Exercise> Your reply should be the whole listing, copied exactly, with the pictures left out.
··· Data under study
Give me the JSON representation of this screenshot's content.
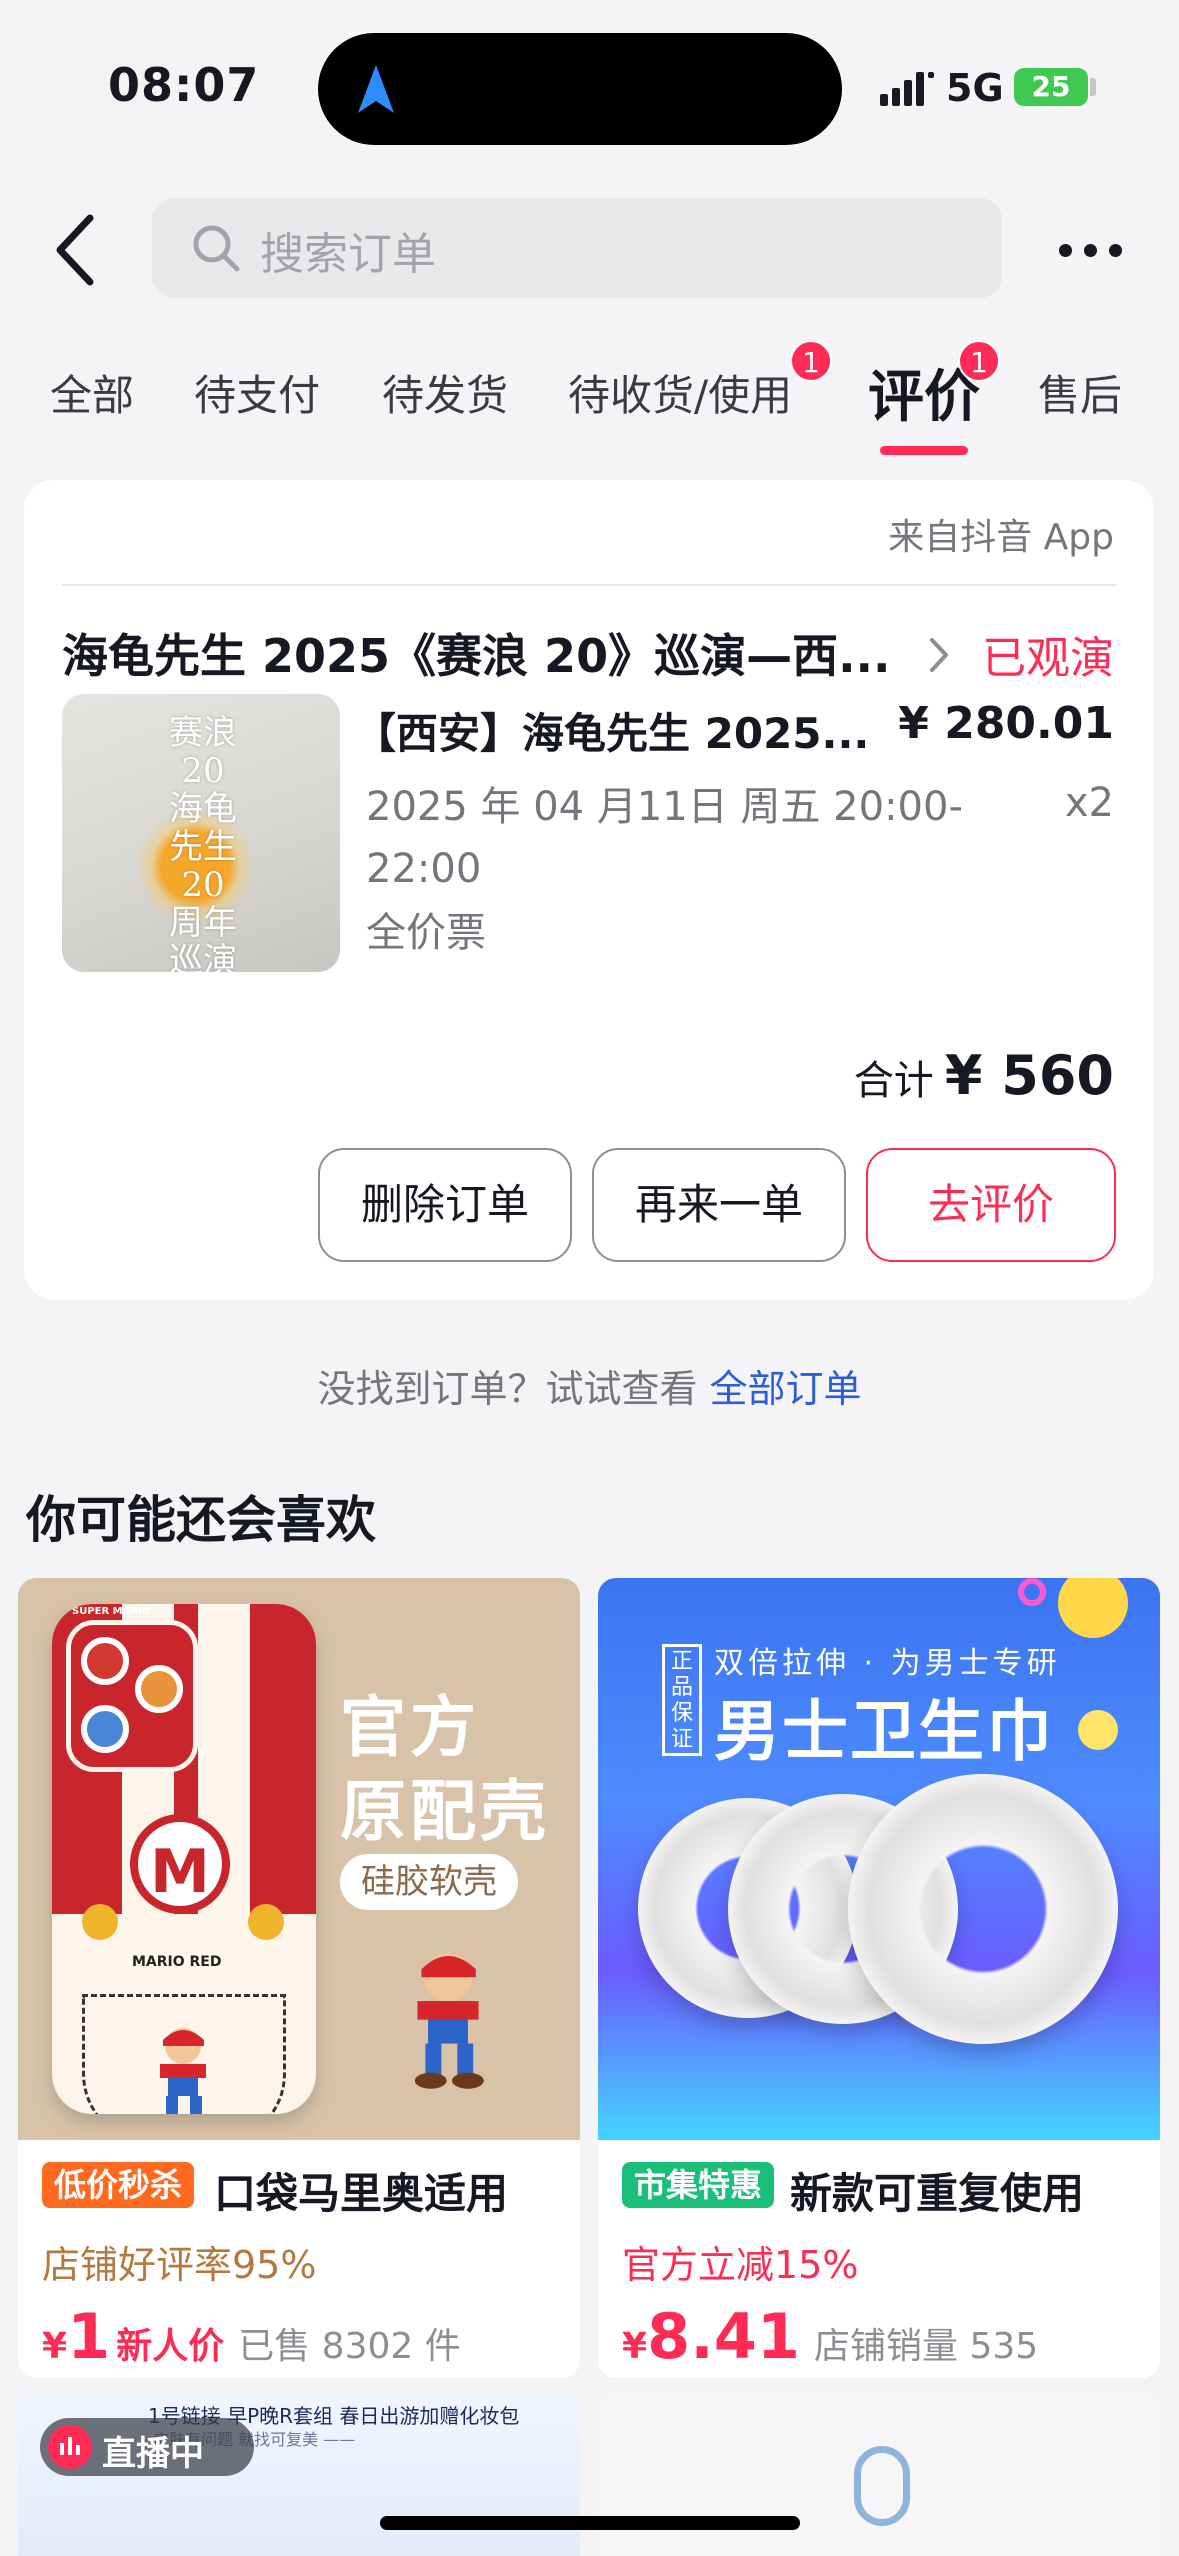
{
  "status_bar": {
    "time": "08:07",
    "network": "5G",
    "battery": "25"
  },
  "search": {
    "placeholder": "搜索订单"
  },
  "tabs": [
    {
      "label": "全部"
    },
    {
      "label": "待支付"
    },
    {
      "label": "待发货"
    },
    {
      "label": "待收货/使用",
      "badge": "1"
    },
    {
      "label": "评价",
      "badge": "1",
      "active": true
    },
    {
      "label": "售后"
    }
  ],
  "order": {
    "source": "来自抖音 App",
    "title": "海龟先生 2025《赛浪 20》巡演—西...",
    "status": "已观演",
    "image_text": "赛浪 20 海龟先生 20周年巡演",
    "product_name": "【西安】海龟先生 2025...",
    "price": "¥ 280.01",
    "date": "2025 年 04 月11日 周五 20:00-22:00",
    "quantity": "x2",
    "spec": "全价票",
    "total_label": "合计",
    "total_amount": "¥ 560",
    "buttons": {
      "delete": "删除订单",
      "reorder": "再来一单",
      "review": "去评价"
    }
  },
  "hint": {
    "text": "没找到订单？试试查看 ",
    "link": "全部订单"
  },
  "recommend": {
    "title": "你可能还会喜欢",
    "items": [
      {
        "tag": "低价秒杀",
        "tag_color": "#ff6a1f",
        "name": "口袋马里奥适用",
        "sub": "店铺好评率95%",
        "sub_color": "#b5793f",
        "price": "1",
        "price_extra": "新人价",
        "sold": "已售 8302 件",
        "image": {
          "title1": "官方",
          "title2": "原配壳",
          "pill": "硅胶软壳",
          "case_text_top": "SUPER MARIO",
          "case_text_label": "MARIO RED",
          "case_badge": "M"
        }
      },
      {
        "tag": "市集特惠",
        "tag_color": "#1cbf7a",
        "name": "新款可重复使用",
        "sub": "官方立减15%",
        "sub_color": "#fe2c55",
        "price": "8.41",
        "price_extra": "",
        "sold": "店铺销量 535",
        "image": {
          "stamp": "正品保证",
          "subtitle": "双倍拉伸 · 为男士专研",
          "title": "男士卫生巾"
        }
      }
    ],
    "live": {
      "label": "直播中",
      "banner_text": "1号链接  早P晚R套组  春日出游加赠化妆包",
      "banner_sub": "·皮肤有问题  就找可复美  ——"
    }
  }
}
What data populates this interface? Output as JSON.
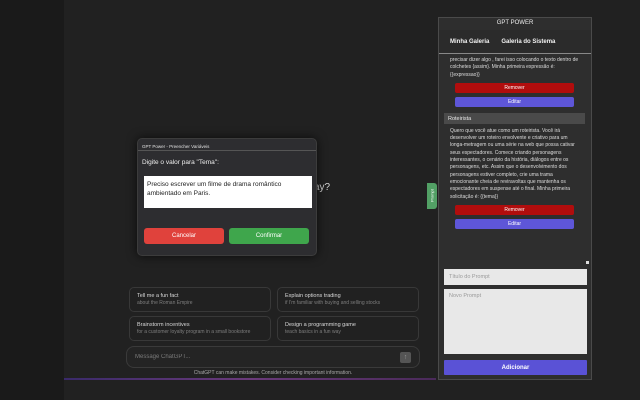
{
  "chat": {
    "question_fragment": "ay?",
    "suggestions": [
      {
        "title": "Tell me a fun fact",
        "subtitle": "about the Roman Empire"
      },
      {
        "title": "Explain options trading",
        "subtitle": "if I'm familiar with buying and selling stocks"
      },
      {
        "title": "Brainstorm incentives",
        "subtitle": "for a customer loyalty program in a small bookstore"
      },
      {
        "title": "Design a programming game",
        "subtitle": "teach basics in a fun way"
      }
    ],
    "composer_placeholder": "Message ChatGPT...",
    "disclaimer": "ChatGPT can make mistakes. Consider checking important information."
  },
  "modal": {
    "title": "GPT Power - Preencher Variáveis",
    "label": "Digite o valor para \"Tema\":",
    "input_value": "Preciso escrever um filme de drama romântico ambientado em Paris.",
    "cancel_label": "Cancelar",
    "confirm_label": "Confirmar"
  },
  "side_tab": {
    "label": "Prompt"
  },
  "panel": {
    "title": "GPT POWER",
    "tabs": [
      "Minha Galeria",
      "Galeria do Sistema"
    ],
    "prompts": [
      {
        "name": "",
        "text": "precisar dizer algo , farei isso colocando o texto dentro de colchetes {assim}. Minha primeira expressão é: {{expressao}}",
        "remove_label": "Remover",
        "edit_label": "Editar"
      },
      {
        "name": "Roteirista",
        "text": "Quero que você atue como um roteirista. Você irá desenvolver um roteiro envolvente e criativo para um longa-metragem ou uma série na web que possa cativar seus espectadores. Comece criando personagens interessantes, o cenário da história, diálogos entre os personagens, etc. Assim que o desenvolvimento dos personagens estiver completo, crie uma trama emocionante cheia de reviravoltas que mantenha os espectadores em suspense até o final. Minha primeira solicitação é: {{tema}}",
        "remove_label": "Remover",
        "edit_label": "Editar"
      }
    ],
    "title_placeholder": "Título do Prompt",
    "text_placeholder": "Novo Prompt",
    "add_label": "Adicionar"
  },
  "colors": {
    "remove": "#b10d0d",
    "edit": "#5e56d8",
    "cancel": "#e0423c",
    "confirm": "#3fa64c",
    "side_tab": "#52a065"
  }
}
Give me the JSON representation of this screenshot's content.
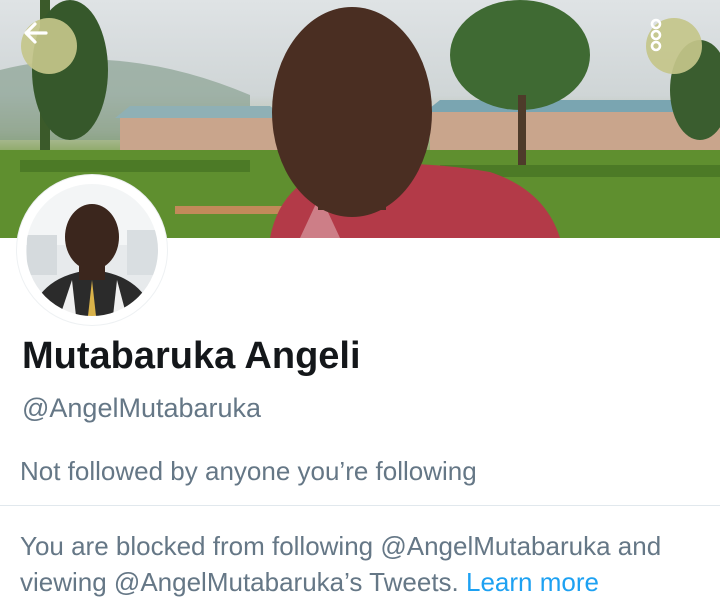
{
  "profile": {
    "name": "Mutabaruka Angeli",
    "handle": "@AngelMutabaruka",
    "follow_note": "Not followed by anyone you’re following",
    "blocked_text": "You are blocked from following @AngelMutabaruka and viewing @AngelMutabaruka’s Tweets. ",
    "learn_more": "Learn more"
  },
  "icons": {
    "back": "arrow-left-icon",
    "more": "more-vertical-icon"
  },
  "colors": {
    "name": "#14171a",
    "secondary_text": "#657786",
    "link": "#1da1f2",
    "header_button": "#c4c68a"
  }
}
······
Answer>
Give me the JSON representation of this screenshot's content.
{
  "status_bar": {
    "time": "08:07",
    "network": "5G",
    "battery": "25"
  },
  "search": {
    "placeholder": "搜索订单"
  },
  "tabs": [
    {
      "label": "全部"
    },
    {
      "label": "待支付"
    },
    {
      "label": "待发货"
    },
    {
      "label": "待收货/使用",
      "badge": "1"
    },
    {
      "label": "评价",
      "badge": "1",
      "active": true
    },
    {
      "label": "售后"
    }
  ],
  "order": {
    "source": "来自抖音 App",
    "title": "海龟先生 2025《赛浪 20》巡演—西...",
    "status": "已观演",
    "image_text": "赛浪 20 海龟先生 20周年巡演",
    "product_name": "【西安】海龟先生 2025...",
    "price": "¥ 280.01",
    "date": "2025 年 04 月11日 周五 20:00-22:00",
    "quantity": "x2",
    "spec": "全价票",
    "total_label": "合计",
    "total_amount": "¥ 560",
    "buttons": {
      "delete": "删除订单",
      "reorder": "再来一单",
      "review": "去评价"
    }
  },
  "hint": {
    "text": "没找到订单？试试查看 ",
    "link": "全部订单"
  },
  "recommend": {
    "title": "你可能还会喜欢",
    "items": [
      {
        "tag": "低价秒杀",
        "tag_color": "#ff6a1f",
        "name": "口袋马里奥适用",
        "sub": "店铺好评率95%",
        "sub_color": "#b5793f",
        "price": "1",
        "price_extra": "新人价",
        "sold": "已售 8302 件",
        "image": {
          "title1": "官方",
          "title2": "原配壳",
          "pill": "硅胶软壳",
          "case_text_top": "SUPER MARIO",
          "case_text_label": "MARIO RED",
          "case_badge": "M"
        }
      },
      {
        "tag": "市集特惠",
        "tag_color": "#1cbf7a",
        "name": "新款可重复使用",
        "sub": "官方立减15%",
        "sub_color": "#fe2c55",
        "price": "8.41",
        "price_extra": "",
        "sold": "店铺销量 535",
        "image": {
          "stamp": "正品保证",
          "subtitle": "双倍拉伸 · 为男士专研",
          "title": "男士卫生巾"
        }
      }
    ],
    "live": {
      "label": "直播中",
      "banner_text": "1号链接  早P晚R套组  春日出游加赠化妆包",
      "banner_sub": "·皮肤有问题  就找可复美  ——"
    }
  }
}
What data populates this interface? Output as JSON.
{
  "chat": {
    "question_fragment": "ay?",
    "suggestions": [
      {
        "title": "Tell me a fun fact",
        "subtitle": "about the Roman Empire"
      },
      {
        "title": "Explain options trading",
        "subtitle": "if I'm familiar with buying and selling stocks"
      },
      {
        "title": "Brainstorm incentives",
        "subtitle": "for a customer loyalty program in a small bookstore"
      },
      {
        "title": "Design a programming game",
        "subtitle": "teach basics in a fun way"
      }
    ],
    "composer_placeholder": "Message ChatGPT...",
    "disclaimer": "ChatGPT can make mistakes. Consider checking important information."
  },
  "modal": {
    "title": "GPT Power - Preencher Variáveis",
    "label": "Digite o valor para \"Tema\":",
    "input_value": "Preciso escrever um filme de drama romântico ambientado em Paris.",
    "cancel_label": "Cancelar",
    "confirm_label": "Confirmar"
  },
  "side_tab": {
    "label": "Prompt"
  },
  "panel": {
    "title": "GPT POWER",
    "tabs": [
      "Minha Galeria",
      "Galeria do Sistema"
    ],
    "prompts": [
      {
        "name": "",
        "text": "precisar dizer algo , farei isso colocando o texto dentro de colchetes {assim}. Minha primeira expressão é: {{expressao}}",
        "remove_label": "Remover",
        "edit_label": "Editar"
      },
      {
        "name": "Roteirista",
        "text": "Quero que você atue como um roteirista. Você irá desenvolver um roteiro envolvente e criativo para um longa-metragem ou uma série na web que possa cativar seus espectadores. Comece criando personagens interessantes, o cenário da história, diálogos entre os personagens, etc. Assim que o desenvolvimento dos personagens estiver completo, crie uma trama emocionante cheia de reviravoltas que mantenha os espectadores em suspense até o final. Minha primeira solicitação é: {{tema}}",
        "remove_label": "Remover",
        "edit_label": "Editar"
      }
    ],
    "title_placeholder": "Título do Prompt",
    "text_placeholder": "Novo Prompt",
    "add_label": "Adicionar"
  },
  "colors": {
    "remove": "#b10d0d",
    "edit": "#5e56d8",
    "cancel": "#e0423c",
    "confirm": "#3fa64c",
    "side_tab": "#52a065"
  }
}
Give me the JSON representation of this screenshot's content.
{
  "profile": {
    "name": "Mutabaruka Angeli",
    "handle": "@AngelMutabaruka",
    "follow_note": "Not followed by anyone you’re following",
    "blocked_text": "You are blocked from following @AngelMutabaruka and viewing @AngelMutabaruka’s Tweets. ",
    "learn_more": "Learn more"
  },
  "icons": {
    "back": "arrow-left-icon",
    "more": "more-vertical-icon"
  },
  "colors": {
    "name": "#14171a",
    "secondary_text": "#657786",
    "link": "#1da1f2",
    "header_button": "#c4c68a"
  }
}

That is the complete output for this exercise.